[REQUIRED ACTION] Count the lines in the data below that include the word "label", then state the total and nothing besides.

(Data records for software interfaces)

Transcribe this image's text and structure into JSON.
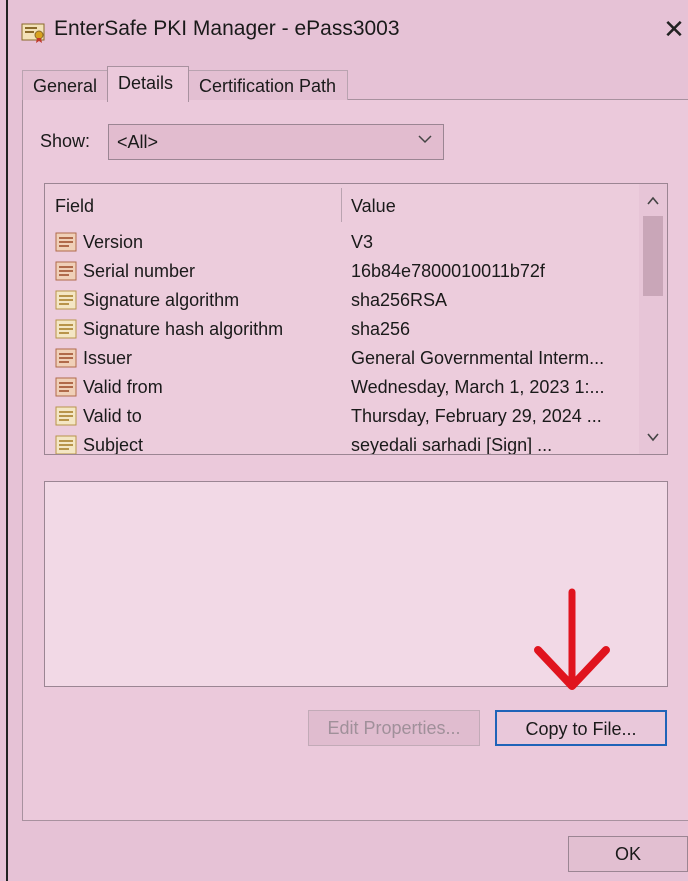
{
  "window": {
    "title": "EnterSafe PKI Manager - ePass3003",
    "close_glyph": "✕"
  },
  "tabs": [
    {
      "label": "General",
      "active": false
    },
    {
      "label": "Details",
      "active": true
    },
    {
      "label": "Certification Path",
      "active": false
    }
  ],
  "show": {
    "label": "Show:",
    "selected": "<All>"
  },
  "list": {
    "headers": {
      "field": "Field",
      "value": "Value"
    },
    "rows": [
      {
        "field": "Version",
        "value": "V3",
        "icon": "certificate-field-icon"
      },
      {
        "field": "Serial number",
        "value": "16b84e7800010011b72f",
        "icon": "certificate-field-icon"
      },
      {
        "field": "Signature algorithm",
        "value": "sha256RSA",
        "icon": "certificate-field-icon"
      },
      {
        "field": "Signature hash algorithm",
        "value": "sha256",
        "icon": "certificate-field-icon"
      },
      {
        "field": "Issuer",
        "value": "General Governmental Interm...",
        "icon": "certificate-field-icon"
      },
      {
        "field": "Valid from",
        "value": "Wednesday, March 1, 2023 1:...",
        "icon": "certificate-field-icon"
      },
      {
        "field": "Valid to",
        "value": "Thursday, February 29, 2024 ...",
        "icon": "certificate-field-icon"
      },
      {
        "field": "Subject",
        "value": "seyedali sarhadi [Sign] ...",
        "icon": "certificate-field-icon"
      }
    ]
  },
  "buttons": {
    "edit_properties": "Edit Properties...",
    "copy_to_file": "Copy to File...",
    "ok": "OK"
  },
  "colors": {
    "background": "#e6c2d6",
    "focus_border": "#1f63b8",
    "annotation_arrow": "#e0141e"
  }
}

[ANSWER TO THE PROBLEM] 4